I am currently working on an iOS game in my “free time” (haha, I don’t really have any), mostly to learn what it takes to make a mobile game. My day job is making PC games but I feel it’s my duty as a developer to stay informed of the current trends, and mobile games are surely the trend right now.
My goal was to learn the ins and out of the iOS platform, and what sort of unseen challenges mobile development can bring. In my experience I have discovered developing certain types of games, or developing certain platforms, can have large unseen challenges which must be taken into account when designing or managing a project. While I certainly learned many things about iOS development, I also have learned a very important design & development lesson. A lesson I am hoping I don’t forget about when I start my next project.

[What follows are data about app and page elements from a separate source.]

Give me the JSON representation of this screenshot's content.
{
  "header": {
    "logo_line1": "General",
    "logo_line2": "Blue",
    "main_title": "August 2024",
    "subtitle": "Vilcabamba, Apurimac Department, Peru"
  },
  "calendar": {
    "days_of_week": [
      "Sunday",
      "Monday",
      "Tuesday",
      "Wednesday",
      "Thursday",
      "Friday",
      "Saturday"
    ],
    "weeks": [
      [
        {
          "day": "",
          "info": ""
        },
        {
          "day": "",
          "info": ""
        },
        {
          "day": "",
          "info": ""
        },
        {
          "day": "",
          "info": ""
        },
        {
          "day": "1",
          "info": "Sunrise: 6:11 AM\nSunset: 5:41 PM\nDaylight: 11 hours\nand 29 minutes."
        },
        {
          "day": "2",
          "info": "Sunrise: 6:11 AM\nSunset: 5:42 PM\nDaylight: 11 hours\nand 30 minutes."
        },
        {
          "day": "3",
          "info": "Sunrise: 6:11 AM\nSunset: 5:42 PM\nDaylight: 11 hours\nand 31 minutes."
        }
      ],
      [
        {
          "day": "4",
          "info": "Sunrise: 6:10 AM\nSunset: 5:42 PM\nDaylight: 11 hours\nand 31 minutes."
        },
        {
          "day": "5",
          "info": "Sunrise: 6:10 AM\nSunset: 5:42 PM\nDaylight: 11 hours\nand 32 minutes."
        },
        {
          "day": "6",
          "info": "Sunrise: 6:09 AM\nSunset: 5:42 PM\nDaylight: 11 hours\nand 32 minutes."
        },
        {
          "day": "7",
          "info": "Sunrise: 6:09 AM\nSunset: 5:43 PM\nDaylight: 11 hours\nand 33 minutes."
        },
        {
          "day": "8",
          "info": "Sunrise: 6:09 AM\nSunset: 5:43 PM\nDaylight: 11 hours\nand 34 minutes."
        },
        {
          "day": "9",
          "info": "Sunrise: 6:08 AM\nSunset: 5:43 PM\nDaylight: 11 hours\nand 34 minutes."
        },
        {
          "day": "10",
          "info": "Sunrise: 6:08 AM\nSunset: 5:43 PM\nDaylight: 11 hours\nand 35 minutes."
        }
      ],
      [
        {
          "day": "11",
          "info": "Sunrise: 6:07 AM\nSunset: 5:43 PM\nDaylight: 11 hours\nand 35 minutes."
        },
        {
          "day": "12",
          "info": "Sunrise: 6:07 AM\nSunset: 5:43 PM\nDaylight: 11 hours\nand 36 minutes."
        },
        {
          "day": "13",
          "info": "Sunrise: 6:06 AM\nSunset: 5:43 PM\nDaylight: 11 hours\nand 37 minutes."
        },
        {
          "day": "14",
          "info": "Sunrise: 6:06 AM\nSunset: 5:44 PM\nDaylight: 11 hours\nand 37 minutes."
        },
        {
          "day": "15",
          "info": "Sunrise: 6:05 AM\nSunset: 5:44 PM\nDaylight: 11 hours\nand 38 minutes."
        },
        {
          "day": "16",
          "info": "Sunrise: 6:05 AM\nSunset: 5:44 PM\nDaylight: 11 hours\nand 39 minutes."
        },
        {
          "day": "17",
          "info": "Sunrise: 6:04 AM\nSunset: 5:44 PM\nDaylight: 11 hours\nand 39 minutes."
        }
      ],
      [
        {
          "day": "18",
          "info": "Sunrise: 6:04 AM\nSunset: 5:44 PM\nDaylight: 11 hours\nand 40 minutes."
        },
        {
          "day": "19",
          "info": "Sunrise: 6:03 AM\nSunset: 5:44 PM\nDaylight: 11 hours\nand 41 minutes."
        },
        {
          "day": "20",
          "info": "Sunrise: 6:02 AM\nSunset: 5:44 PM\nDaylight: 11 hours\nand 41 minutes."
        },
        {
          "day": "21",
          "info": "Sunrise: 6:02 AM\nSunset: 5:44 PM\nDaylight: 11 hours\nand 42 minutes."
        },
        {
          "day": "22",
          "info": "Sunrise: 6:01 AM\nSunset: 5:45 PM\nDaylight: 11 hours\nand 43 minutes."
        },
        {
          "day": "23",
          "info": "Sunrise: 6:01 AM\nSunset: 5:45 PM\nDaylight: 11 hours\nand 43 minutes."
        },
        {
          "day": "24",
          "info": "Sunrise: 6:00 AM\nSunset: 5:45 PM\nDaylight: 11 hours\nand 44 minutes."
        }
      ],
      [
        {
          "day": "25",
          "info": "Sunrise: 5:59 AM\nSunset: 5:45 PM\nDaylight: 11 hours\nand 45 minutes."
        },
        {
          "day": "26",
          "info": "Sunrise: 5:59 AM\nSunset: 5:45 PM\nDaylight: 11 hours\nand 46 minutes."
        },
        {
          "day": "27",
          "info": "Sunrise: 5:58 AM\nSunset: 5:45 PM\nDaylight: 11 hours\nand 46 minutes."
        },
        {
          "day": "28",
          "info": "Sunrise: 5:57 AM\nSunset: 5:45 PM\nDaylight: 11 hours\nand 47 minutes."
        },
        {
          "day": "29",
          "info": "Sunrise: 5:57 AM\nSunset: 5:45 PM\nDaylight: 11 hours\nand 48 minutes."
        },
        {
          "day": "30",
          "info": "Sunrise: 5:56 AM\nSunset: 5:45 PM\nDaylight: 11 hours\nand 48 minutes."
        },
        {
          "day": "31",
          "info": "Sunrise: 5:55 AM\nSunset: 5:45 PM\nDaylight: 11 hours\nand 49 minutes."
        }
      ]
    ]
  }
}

That lesson is this, when you first start on your game, you are at your weakest. You don’t have the hang of the development pipeline quite yet, maybe your art style or technique is 100% refined or maybe you don’t have a full roadmap for the game. However, when developing a game, you often start at the beginning. You start at level 1, and then develop to the end. This means your later game content will be of greater quality than your early game content.
The problem is,of course, more people interact with your early game content than your late game content. If you early game content isn’t the best it can be, players won’t ever make it to your late game content!
In my current project I have definitely fallen into this trap. My first boss fight is pretty terrible. It’s confusing and doesn’t build properly on the skills players have built up to that point. The other boss fights are pretty nice! Especially the last boss but who is ever going to get there when the first real payoff moment for players is so weak?
So my new rule is – do your first boss last. This is when you will be at your best and you can give your best to players.